What the task asks => Search the material for the string "description" and copy each line where it occurs.

The data =>

################

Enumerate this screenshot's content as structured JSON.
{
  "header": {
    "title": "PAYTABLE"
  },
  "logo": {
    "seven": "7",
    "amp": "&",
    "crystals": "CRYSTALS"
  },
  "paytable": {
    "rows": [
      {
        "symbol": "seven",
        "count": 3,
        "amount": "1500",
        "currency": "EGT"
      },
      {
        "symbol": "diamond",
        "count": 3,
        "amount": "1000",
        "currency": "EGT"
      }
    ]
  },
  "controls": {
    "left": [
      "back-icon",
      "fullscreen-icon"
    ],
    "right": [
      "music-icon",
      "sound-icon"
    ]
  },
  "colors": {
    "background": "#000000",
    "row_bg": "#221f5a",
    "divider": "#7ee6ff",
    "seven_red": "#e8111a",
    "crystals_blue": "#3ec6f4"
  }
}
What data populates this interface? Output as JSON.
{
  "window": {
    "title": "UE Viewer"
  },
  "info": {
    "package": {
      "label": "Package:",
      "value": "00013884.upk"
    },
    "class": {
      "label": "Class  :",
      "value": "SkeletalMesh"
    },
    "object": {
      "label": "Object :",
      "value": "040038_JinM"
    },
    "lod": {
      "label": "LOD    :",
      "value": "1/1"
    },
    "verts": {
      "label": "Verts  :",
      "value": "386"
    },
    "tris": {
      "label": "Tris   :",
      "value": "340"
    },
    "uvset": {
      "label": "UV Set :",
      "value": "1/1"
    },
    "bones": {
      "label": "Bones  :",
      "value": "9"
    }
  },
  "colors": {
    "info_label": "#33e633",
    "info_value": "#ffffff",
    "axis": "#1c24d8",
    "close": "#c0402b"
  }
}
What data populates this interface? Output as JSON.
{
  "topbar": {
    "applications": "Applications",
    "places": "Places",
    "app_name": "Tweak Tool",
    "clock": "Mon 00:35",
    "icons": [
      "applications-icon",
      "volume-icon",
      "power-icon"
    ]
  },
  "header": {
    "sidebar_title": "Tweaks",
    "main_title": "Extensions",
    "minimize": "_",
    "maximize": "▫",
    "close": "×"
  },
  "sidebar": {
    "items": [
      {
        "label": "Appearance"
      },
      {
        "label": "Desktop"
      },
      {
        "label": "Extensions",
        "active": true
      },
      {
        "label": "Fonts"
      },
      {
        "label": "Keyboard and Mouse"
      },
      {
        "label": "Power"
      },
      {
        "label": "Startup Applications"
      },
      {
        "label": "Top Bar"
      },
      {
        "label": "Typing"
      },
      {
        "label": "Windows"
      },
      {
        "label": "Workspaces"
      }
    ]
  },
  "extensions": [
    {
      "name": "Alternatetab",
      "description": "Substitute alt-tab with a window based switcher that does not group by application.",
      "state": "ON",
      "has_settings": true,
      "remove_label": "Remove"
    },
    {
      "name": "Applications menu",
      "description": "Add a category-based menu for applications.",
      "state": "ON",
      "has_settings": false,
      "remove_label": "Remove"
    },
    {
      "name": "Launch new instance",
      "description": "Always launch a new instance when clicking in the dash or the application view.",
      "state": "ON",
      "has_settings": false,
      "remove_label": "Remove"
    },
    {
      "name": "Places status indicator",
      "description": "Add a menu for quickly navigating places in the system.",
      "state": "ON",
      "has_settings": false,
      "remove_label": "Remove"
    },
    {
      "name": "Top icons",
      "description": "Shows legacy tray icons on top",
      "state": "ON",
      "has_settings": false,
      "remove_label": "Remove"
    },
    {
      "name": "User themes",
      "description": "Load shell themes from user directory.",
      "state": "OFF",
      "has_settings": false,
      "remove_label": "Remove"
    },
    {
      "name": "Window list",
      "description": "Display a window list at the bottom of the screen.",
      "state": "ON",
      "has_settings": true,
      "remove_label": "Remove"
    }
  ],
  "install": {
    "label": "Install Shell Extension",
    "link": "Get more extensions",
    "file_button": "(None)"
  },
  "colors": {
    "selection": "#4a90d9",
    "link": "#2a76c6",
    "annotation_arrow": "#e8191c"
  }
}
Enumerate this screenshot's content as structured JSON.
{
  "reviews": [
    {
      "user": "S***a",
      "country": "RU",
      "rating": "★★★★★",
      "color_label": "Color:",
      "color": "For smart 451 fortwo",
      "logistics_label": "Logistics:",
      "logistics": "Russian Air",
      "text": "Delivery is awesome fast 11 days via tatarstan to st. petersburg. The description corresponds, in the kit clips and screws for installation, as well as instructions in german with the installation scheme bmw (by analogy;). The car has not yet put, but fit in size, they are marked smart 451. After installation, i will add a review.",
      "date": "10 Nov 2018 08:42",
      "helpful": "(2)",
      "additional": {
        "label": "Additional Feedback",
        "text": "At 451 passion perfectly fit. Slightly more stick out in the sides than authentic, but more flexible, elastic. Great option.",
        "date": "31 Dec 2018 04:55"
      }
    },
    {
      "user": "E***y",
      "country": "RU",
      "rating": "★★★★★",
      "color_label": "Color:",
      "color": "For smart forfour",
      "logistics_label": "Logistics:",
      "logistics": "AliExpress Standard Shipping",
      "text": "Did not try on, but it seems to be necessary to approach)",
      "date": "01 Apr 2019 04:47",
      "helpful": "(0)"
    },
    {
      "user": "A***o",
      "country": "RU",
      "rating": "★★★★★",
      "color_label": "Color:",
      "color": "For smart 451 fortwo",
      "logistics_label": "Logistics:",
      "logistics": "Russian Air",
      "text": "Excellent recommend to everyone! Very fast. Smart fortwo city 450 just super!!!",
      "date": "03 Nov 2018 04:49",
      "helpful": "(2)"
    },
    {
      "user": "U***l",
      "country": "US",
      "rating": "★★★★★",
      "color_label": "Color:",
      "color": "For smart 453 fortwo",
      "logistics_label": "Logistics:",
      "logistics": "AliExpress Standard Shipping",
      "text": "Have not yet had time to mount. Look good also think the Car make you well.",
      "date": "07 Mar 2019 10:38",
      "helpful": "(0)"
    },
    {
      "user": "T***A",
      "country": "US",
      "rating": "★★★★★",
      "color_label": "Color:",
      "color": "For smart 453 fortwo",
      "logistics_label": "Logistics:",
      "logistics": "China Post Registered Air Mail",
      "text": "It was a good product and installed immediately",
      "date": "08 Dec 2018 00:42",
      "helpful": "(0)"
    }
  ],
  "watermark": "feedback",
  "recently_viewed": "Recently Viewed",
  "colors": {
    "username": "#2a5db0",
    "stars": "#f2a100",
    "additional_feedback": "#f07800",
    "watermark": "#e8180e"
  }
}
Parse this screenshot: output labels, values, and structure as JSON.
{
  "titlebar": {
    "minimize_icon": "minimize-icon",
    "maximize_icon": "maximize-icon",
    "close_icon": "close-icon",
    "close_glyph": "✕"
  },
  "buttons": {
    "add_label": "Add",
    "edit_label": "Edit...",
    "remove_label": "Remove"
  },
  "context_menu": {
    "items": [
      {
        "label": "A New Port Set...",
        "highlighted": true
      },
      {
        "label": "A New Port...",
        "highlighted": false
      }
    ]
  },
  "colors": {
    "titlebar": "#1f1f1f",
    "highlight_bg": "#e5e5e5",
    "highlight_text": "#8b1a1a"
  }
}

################

Answer section =>
      "description": "Substitute alt-tab with a window based switcher that does not group by application.",
      "description": "Add a category-based menu for applications.",
      "description": "Always launch a new instance when clicking in the dash or the application view.",
      "description": "Add a menu for quickly navigating places in the system.",
      "description": "Shows legacy tray icons on top",
      "description": "Load shell themes from user directory.",
      "description": "Display a window list at the bottom of the screen.",
      "text": "Delivery is awesome fast 11 days via tatarstan to st. petersburg. The description corresponds, in the kit clips and screws for installation, as well as instructions in german with the installation scheme bmw (by analogy;). The car has not yet put, but fit in size, they are marked smart 451. After installation, i will add a review.",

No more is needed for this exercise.